Our first creation was Succes (pronounced suc-say) which is basically a meringue cookie! YUM! We made one with ground almonds & hazelnuts and then practiced our pastry bag piping skills to create pretty spirals.
To transform these meringue cookies into a classic French dessert, we created our first Buttercream! And man, did it have BUTTER!!! Over 2 pounds to be exact! Please keep in mind, we aren't creating huge, industrial sized batches of this stuff - we made our buttercream in a Kitchen Aid stand mixer - so just imagine 2 pounds of butter going into a meringue that fits into your own Kitchen Aid mixing bowl. That's a whole lotta butta!
My partner and I decided to make our buttercream a coffee flavor which paired nicely with our nutty Succes.
Once the buttercream was complete, we learned to pipe Rosettes:

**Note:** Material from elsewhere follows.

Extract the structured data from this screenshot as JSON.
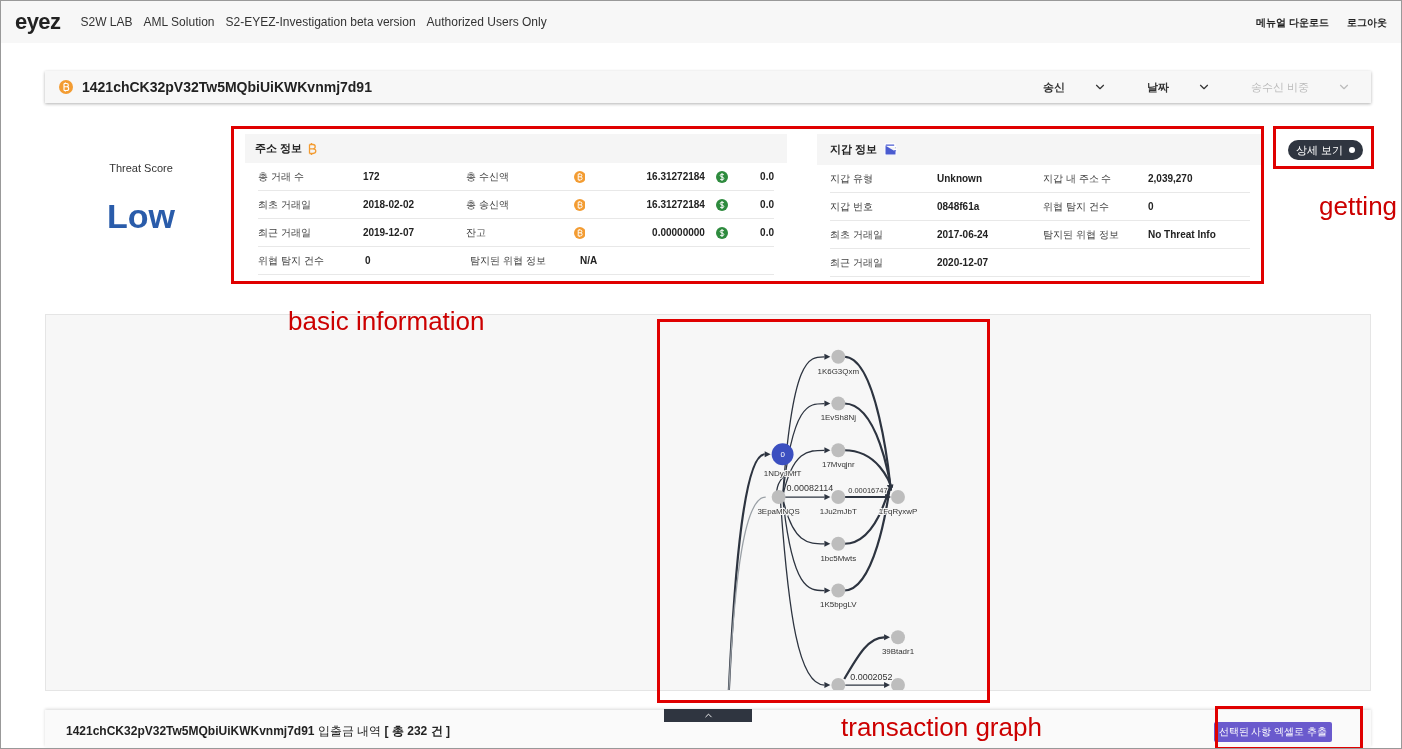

I took these pictures right after they came out of the oven, because once they start to cool off, they fall. That's when I got my first official Pastry School burn. : ( My arm touched the side of the sheet pan while it was still blazing hot! But, I'm tough and kept right on cooking. I'm sure you know this, but Neosporin is a miracle in a tube - put it on when I got home and it healed in a snap!
Sunday morning we learned why there is no need to ever, ever, ever make a flourless souffle again! Because instead, you can make a Flour-Based one that is so much more user friendly! You can even make huge batches of the base and freeze it! And they don't fall immediately after coming out of the oven either!
Flour-Based souffles start with a Panade (milk, butter and flour) that is cooked and thickened before adding chocolate, nuts, etc. to it to form your base. Once the base is made, you fold in the whipped egg whites and sugar and are ready to pipe into ramekins and bake.
This time we made Chocolate and then my partner and I made Caramelized Walnut Souffle! The caramelized walnut souffle was divine and our batch made enough that Chef Jeff had us make a large souffle in a gratin dish that he then took to one of the culinary classes (in hopes they will return the favor and bring us some of their yummy creations!)
In the hustle and bustle of the kitchen Sunday, I didn't get to take any pictures in class of our production. Here is a picture at home of the Chocolate Souffle (which by then had fallen, but was still yummy!)
Once we wrapped up making so many souffles that we couldn't see straight, we moved on to Gelatin! YAY!! I try not to think about what gelatin actually is and just forget that it is in some really good desserts - like Panna Cotta!
Panna Cotta is creamy, ultra smooth pudding like product that sets up when chilled. We made Vanilla and Milk Chocolate Panna Cotta. So good!!!
Gelatin is also used to make Marshmallows -
I made the white ones which were vanilla and got a few samples from my classmates of their lemon, coffee and rose flavored marshmallows.
Roger tells me that his mother loves homemade Marshmallows so I'm looking forward to making these for her the next time she visits!
Gelee (fancy jello) was our last gelatin based dessert and I made Pomegranate Gelee that had great flavor because it had a splash of balsamic vinegar in it. We topped it off with whipped creme fraiche which made it more delightful! I didn't attempt to transport a cup of gelee on the train, so no pictures. But basically picture a dark red jello with pomegranate seeds as garnish! : )
Next week we have our first Quiz and a field trip scheduled. It will be a surprise where Chef takes us, so I'm looking forward to sharing about that experience next time!